Boosting ergonomics

trucker-cab-driver20070327_0178Daimler Trucks North America (DTNA) partnered with Teague, a designer of Boeing airplane interiors, to help develop the interior of the new Cascadia on lighting, storage and ergonomic features and the result was a wraparound dashboard that includes switches and steering wheel controls designed to allow drivers of all sizes to work without leaning and stretching.

Werner Enterprises CEO Derek Leathers says he was struck by the comfort afforded to even the tallest drivers.

“I’m 6’ 5” and loved getting inside and walking around and experiencing the roominess and some of the new cabinetry and features,” he says.
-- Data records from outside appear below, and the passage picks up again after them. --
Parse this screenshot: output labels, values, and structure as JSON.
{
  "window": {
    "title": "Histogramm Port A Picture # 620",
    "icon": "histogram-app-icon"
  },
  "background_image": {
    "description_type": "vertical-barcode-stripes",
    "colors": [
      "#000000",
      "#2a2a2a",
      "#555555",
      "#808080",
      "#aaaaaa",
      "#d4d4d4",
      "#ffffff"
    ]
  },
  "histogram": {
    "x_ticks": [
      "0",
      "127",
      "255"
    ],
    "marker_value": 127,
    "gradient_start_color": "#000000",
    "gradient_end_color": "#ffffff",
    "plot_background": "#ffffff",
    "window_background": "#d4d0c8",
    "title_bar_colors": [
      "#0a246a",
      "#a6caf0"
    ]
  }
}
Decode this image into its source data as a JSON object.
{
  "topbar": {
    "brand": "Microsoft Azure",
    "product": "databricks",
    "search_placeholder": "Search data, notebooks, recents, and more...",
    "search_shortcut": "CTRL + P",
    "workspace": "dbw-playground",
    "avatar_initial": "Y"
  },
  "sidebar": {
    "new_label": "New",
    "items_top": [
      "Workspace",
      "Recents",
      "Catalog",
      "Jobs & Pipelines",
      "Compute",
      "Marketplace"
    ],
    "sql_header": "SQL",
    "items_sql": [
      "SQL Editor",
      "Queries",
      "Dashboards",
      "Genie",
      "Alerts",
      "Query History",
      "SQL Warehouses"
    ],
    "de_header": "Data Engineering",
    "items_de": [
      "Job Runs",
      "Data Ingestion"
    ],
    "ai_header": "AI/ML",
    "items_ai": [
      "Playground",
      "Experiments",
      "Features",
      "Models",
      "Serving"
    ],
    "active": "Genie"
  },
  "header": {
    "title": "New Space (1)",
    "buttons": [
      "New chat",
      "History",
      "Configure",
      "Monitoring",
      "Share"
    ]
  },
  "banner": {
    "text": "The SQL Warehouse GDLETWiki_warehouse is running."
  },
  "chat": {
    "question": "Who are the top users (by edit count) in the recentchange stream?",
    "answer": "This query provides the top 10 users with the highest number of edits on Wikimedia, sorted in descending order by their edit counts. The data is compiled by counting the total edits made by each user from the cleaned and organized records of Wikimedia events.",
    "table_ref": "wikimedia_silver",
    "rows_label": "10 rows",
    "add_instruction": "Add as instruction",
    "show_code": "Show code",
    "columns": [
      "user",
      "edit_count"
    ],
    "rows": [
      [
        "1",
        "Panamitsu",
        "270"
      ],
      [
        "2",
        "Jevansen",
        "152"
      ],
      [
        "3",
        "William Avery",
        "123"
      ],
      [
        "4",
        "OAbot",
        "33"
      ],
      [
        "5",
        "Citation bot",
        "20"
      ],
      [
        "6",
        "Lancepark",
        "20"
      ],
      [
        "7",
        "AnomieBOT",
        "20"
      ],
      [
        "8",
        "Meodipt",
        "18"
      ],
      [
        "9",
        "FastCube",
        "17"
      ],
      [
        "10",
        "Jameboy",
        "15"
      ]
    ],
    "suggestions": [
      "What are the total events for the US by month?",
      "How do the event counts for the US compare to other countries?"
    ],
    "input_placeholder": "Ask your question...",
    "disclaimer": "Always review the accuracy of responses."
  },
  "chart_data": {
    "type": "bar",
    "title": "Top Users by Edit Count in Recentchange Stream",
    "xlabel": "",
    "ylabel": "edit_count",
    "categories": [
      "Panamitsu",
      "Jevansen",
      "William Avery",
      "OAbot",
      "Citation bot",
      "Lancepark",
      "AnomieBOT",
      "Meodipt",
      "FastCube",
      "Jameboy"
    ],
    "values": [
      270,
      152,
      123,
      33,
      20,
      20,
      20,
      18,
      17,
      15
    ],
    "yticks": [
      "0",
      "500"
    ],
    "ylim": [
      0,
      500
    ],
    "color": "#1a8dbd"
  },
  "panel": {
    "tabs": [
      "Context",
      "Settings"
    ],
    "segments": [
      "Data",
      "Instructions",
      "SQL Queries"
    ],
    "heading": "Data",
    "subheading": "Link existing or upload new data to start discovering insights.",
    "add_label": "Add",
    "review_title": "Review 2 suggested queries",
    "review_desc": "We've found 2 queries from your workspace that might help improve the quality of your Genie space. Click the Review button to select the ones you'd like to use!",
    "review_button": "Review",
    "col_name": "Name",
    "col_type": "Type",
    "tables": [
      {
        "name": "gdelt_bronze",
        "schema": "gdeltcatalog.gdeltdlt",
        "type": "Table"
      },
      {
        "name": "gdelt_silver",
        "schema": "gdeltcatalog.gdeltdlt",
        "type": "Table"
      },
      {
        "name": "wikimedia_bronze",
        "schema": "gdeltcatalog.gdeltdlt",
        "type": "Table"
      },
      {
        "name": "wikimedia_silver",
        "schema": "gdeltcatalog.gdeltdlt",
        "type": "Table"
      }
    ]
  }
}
“The dash layout is cleaner,” Max Fuller, chairman and CEO, U.S. Xpress, says of the 2018 Cascadia. “It’s easier to reach the controls and buttons and they’ve made some changes to the seats and now they have two grab handles to get in and out.”

Joe Werth, vice president of new product development for Navistar, says in designing the International LT Series, engineers paid close attention to a driver’s wingspan.

“We did a lot of work on primary reach zones,” he says. “Focusing on eyes on the road time. Trying to avoid the driver having to search for buttons and for information feed.”

Many design features that improve cab comfort and productivity – like adjustable seats and steering wheels, ergonomic design, and improved visibility – Russoli says now come standard on newer truck models.

“In fact, in terms of ergonomics, there is no difference between a fleet-spec and owner-operator-spec Mack,” he says. “Both feature our wrap-around dash, which puts the most heavily used functions comfortably within a driver’s reach.”

Hummer, who estimates his driver turnover to be around 30 percent, also specs as many controls as possible on the steering wheel and includes dual air ride seats in all his company trucks.